Last year, Kevin Wheldall (Emeritus Professor of Macquarie University) wrote this blogpost, about a report on Reading Recovery’s long-term effectiveness. The author of the report, Jane Hurry, is based at the Institute of Education in London, which Wheldall describes as ‘the British home of Reading Recovery’. The report is published by the Institute for Evidence in Education. Hurry makes broad claims of a similar nature to those above: ‘the programme is known to have impressive effects in the short term’ and ‘substantial gains’ are continued to the end of primary school. Neither of these claims is substantiated by the report.
Wheldall highlights how the headlines in the study did not match the detail and were open to a quite different interpretation, concluding: ‘even the significant differences between the two groups in the Reading Recovery Schools and the non-Reading Recovery school are accompanied by only small effect sizes, all of which are below Hattie’s hinge value of 0.4’. Once again, the substance is different from the marketing.
Is there a pattern here? It seems obvious to me. Is it a conspiracy of some kind? A conspiracy is entirely unnecessary to bring about a favourable slant in a report on a weak set of data. But I do think there may be a convergence of interests here, where research findings of ‘the right sort’ can be presented in one way in the headlines, while the fine print says something rather different. It is all about who writes the reports and who they are aligned with. For example – and this is not an aspersion on character, but a question about sympathies between organisations – a researcher from the Institute for Evidence in Education was seconded to the Education Endowment Foundation last year – a researcher who described himself at the National Literacy Trust conference in January as ‘Reading Recovery trained’. Is there a connection between this and the mismatch of headline and detail in the EEF report? I can only ask the question, but the patterns I have seen suggest that strong links between research groups can lead to some strange outcomes.
The bottom line remains the same: until teachers have sufficient knowledge, skills and concern to evaluate research rigorously, educational researchers will continue to present findings in ways which may well serve converging interests, but perhaps not the unvarnished truth.

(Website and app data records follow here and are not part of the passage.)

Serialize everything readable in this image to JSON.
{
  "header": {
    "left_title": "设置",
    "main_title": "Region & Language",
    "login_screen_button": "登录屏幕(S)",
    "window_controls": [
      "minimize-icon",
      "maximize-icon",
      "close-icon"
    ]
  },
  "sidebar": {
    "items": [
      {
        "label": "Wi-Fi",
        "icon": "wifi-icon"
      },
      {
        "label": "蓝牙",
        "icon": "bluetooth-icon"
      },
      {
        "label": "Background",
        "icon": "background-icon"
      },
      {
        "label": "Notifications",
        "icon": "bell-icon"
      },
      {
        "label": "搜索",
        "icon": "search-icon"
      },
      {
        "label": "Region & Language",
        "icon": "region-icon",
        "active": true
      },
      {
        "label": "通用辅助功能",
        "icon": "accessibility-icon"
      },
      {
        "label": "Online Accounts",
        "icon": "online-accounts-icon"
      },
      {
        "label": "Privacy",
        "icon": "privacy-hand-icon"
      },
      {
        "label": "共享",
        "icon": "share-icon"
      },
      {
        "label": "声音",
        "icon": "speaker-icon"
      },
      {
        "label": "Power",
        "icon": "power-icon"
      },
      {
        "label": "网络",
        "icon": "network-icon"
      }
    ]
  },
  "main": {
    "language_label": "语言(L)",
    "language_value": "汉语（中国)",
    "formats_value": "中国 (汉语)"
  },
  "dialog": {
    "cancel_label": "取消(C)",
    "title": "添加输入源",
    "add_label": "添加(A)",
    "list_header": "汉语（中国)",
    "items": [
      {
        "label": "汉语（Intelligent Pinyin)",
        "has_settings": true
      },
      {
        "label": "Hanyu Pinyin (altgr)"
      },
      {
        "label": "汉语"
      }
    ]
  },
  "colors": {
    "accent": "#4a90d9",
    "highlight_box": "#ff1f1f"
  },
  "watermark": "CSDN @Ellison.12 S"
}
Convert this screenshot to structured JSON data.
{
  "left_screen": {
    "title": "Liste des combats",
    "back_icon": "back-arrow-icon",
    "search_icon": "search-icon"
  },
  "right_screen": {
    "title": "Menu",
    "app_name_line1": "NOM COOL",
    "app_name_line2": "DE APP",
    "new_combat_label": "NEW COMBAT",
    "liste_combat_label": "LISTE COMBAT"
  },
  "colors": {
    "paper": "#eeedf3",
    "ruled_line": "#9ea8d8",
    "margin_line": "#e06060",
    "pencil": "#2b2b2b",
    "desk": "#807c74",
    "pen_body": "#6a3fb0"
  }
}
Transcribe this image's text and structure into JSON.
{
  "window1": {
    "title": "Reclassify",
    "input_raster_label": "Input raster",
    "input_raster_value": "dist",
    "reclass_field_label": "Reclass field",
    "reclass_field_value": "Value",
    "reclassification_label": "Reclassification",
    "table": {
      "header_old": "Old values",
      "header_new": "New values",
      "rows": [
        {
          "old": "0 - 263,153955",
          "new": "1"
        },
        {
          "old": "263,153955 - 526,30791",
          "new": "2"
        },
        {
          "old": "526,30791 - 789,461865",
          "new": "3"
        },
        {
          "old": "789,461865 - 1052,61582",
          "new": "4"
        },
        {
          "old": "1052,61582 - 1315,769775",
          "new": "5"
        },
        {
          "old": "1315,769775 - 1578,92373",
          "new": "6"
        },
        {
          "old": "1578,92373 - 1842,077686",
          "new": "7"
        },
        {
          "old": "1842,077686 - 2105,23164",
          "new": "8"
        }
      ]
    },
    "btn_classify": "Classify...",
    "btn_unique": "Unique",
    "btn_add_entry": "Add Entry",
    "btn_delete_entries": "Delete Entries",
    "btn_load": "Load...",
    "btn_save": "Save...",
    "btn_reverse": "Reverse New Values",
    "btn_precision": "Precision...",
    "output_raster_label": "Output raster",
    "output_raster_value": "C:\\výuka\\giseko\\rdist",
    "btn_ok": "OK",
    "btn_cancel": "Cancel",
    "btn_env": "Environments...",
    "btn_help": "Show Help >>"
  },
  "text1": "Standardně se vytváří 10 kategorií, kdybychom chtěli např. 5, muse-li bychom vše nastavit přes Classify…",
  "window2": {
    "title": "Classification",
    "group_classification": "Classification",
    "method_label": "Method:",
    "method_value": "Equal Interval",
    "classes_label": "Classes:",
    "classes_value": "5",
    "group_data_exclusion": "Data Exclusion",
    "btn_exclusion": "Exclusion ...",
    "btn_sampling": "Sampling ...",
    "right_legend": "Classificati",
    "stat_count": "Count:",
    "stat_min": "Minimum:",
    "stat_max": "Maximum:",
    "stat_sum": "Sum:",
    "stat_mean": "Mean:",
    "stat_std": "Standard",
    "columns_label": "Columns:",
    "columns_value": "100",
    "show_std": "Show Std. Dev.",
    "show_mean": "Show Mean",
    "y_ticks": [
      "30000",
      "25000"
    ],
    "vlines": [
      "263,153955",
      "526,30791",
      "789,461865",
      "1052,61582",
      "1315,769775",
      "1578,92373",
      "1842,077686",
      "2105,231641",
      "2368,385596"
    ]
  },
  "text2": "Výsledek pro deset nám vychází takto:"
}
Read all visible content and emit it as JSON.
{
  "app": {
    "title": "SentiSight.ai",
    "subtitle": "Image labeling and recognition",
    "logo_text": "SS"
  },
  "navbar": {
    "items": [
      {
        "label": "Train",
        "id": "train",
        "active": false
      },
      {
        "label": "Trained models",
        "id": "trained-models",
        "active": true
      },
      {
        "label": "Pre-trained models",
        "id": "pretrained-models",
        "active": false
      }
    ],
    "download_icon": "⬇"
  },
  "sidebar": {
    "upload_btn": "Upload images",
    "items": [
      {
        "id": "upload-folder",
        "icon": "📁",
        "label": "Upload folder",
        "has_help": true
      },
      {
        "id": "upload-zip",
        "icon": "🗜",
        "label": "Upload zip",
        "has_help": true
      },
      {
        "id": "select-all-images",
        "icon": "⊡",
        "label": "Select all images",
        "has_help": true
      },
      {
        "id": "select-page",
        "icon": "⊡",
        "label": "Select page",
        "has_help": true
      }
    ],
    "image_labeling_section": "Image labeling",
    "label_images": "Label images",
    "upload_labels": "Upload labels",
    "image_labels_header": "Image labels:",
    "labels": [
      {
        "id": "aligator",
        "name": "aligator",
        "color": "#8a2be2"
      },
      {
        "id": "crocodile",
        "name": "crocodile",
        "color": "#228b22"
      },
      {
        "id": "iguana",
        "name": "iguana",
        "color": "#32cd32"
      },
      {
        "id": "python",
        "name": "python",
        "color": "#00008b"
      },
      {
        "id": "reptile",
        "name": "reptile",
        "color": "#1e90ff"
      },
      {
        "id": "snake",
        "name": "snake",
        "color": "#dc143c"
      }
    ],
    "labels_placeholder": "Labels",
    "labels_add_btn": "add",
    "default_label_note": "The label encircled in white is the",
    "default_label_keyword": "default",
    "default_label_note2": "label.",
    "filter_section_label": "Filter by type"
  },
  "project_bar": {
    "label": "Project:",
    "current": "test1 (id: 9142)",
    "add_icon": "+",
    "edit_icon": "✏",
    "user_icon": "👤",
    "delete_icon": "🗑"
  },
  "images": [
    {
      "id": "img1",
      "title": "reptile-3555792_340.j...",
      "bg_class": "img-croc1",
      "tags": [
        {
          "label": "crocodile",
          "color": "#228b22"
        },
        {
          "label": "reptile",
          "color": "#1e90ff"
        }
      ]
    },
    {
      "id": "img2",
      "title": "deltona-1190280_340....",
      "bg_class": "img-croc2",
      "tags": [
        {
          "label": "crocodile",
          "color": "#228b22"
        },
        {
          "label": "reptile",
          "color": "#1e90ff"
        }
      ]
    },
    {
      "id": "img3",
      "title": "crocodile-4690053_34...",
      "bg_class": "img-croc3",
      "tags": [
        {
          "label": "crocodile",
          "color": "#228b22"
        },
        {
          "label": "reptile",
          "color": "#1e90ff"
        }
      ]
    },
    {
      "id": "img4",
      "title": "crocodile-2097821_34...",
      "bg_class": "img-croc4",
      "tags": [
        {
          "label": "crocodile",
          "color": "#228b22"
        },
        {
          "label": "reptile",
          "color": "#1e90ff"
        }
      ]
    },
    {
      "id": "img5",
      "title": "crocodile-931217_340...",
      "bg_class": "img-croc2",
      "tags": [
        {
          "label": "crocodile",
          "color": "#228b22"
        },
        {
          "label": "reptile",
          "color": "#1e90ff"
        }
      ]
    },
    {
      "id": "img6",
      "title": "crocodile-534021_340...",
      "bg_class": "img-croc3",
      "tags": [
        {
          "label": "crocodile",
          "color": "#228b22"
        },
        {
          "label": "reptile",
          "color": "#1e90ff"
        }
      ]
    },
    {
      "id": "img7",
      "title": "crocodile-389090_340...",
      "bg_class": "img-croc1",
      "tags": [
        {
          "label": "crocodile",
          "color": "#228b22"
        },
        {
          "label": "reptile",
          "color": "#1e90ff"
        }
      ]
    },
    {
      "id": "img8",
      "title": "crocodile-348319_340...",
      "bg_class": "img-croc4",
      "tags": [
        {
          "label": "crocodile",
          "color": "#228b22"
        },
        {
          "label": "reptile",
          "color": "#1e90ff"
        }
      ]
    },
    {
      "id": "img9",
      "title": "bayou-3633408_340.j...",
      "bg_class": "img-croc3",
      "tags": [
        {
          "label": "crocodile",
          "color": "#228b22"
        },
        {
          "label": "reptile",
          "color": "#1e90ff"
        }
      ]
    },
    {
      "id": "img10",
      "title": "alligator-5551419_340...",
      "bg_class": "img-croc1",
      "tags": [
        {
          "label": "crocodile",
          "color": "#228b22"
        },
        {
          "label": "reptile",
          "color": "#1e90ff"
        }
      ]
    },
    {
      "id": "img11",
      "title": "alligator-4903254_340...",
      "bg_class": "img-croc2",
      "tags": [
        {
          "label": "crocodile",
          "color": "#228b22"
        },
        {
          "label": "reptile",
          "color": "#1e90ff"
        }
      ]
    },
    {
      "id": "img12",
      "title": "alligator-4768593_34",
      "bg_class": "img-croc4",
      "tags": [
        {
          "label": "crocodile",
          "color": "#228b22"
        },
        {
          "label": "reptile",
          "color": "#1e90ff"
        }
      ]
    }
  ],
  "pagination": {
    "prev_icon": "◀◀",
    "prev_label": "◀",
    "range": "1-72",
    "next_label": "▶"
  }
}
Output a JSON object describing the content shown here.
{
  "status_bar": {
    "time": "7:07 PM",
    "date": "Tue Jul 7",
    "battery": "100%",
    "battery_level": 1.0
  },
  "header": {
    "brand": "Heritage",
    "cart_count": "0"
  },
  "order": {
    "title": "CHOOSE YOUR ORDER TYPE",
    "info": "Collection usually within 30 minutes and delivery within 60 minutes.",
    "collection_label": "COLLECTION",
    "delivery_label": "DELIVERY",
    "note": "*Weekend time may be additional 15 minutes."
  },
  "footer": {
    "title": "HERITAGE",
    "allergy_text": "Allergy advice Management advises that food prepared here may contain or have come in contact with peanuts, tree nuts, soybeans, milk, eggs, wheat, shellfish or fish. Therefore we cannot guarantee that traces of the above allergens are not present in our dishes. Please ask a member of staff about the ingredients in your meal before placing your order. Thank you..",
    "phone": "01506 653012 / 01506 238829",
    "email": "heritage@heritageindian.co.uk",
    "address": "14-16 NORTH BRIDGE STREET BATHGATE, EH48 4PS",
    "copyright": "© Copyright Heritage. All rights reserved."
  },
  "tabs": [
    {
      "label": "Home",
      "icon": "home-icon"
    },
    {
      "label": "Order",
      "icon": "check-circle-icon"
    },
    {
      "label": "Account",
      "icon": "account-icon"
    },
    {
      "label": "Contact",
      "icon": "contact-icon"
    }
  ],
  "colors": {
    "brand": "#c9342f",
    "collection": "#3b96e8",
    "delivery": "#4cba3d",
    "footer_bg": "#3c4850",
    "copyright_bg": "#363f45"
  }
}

*[Yes, that’s correct – Every Child A Reader, a scheme costing many millions of pounds, had as its core intervention Reading Recovery. ECAR was indeed criticized for cost in February 2009, just six months before the IEE report found Reading Recovery’s results ‘positive’. Policy Exchange expressed concern that the government had committed £144 million to a national roll-out of the scheme before any independent evaluations had been completed of the initial trials. Both Policy Exchange, and the independent report eventually published via the DfE in 2011, found that the Reading Recovery element of ECAR did not provide sufficient impact to justify its high ongoing costs. Interestingly, the independent evaluation, most of whose authors were from the National Centre for Social Research, does not contain one effect size measurement. Positive effects on reading are either described in percentage points, (a meaningless measure without information on spread) or assessments of ‘good’ or ‘very good’ by teachers.]